# Exercise materials

▬▬▬▬▬▬▬▬▬▬

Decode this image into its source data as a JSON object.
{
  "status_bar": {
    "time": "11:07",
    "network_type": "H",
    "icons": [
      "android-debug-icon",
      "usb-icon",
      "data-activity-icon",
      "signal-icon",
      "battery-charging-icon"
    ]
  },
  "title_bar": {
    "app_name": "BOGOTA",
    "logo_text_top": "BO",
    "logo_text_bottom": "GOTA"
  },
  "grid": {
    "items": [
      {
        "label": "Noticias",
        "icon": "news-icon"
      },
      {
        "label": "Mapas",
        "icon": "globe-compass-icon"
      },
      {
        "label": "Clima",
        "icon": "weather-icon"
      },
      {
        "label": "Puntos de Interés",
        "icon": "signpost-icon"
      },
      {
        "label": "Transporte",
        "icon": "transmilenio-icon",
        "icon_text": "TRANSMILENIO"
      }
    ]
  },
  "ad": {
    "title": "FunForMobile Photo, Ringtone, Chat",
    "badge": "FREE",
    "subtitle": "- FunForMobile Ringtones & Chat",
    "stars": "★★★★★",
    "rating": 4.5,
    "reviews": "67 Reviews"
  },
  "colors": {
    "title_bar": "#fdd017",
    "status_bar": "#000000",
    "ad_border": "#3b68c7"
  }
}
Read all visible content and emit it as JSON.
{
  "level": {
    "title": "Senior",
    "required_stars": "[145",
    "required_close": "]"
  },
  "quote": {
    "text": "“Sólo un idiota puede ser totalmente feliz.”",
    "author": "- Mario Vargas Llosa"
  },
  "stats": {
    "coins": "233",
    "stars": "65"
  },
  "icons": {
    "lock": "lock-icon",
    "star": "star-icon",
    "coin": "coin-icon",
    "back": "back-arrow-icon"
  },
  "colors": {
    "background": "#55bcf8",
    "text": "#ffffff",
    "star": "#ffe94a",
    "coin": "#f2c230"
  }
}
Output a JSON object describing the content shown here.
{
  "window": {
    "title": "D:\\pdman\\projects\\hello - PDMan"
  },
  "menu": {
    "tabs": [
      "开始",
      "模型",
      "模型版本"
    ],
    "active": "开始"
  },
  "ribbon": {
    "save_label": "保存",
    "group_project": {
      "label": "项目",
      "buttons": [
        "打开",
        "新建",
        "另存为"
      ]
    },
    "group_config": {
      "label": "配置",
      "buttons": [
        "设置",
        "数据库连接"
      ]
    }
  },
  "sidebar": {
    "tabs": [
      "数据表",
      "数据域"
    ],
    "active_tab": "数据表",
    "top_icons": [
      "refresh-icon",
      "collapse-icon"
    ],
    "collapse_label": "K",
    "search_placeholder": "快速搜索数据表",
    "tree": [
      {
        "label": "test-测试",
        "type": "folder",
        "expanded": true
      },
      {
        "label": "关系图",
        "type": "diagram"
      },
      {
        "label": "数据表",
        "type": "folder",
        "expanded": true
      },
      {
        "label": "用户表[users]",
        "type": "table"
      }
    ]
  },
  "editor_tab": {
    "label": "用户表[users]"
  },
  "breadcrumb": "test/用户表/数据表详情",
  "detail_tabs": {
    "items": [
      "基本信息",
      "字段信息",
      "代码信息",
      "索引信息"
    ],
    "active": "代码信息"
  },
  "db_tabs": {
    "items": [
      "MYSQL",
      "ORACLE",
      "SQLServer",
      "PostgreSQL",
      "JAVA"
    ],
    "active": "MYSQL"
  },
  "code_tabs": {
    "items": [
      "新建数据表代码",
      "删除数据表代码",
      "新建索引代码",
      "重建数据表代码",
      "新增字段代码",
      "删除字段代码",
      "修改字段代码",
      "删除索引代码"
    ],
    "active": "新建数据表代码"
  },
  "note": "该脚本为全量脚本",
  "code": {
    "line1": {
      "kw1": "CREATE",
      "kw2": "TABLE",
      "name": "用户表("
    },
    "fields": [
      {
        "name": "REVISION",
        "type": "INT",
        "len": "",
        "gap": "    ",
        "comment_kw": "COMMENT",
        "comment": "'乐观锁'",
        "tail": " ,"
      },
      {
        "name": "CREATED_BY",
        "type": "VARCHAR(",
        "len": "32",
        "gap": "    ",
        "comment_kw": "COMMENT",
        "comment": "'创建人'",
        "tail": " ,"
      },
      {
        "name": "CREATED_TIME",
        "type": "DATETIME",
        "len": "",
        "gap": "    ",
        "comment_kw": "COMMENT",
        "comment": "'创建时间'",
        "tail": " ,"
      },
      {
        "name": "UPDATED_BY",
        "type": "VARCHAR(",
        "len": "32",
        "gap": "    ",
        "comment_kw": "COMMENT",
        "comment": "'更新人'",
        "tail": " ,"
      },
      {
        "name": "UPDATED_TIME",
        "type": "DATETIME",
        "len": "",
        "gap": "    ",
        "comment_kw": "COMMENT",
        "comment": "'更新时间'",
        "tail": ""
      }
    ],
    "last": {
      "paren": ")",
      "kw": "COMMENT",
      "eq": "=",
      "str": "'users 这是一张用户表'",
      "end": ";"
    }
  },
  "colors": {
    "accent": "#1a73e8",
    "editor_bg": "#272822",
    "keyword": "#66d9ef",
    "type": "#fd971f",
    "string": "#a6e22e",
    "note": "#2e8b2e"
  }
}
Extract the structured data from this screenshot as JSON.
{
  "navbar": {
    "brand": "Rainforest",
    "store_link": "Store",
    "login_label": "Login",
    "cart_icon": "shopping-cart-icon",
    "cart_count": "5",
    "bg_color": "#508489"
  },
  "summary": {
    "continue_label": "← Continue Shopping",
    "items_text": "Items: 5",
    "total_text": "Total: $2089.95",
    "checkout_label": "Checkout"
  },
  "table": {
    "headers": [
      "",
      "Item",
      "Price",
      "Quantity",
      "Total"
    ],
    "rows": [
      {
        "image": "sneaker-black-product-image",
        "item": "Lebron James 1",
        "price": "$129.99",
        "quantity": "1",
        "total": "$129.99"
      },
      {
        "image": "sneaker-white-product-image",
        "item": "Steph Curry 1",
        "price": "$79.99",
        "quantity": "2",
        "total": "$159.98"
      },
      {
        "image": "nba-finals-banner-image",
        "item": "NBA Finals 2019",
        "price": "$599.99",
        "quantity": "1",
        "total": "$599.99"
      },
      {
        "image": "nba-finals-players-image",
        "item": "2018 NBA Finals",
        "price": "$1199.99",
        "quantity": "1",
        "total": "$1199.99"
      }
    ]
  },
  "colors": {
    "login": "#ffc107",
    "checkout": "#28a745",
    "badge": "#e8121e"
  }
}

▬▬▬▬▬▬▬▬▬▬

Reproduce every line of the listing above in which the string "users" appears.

# Completed task
        "label": "用户表[users]",
    "label": "用户表[users]"
      "str": "'users 这是一张用户表'",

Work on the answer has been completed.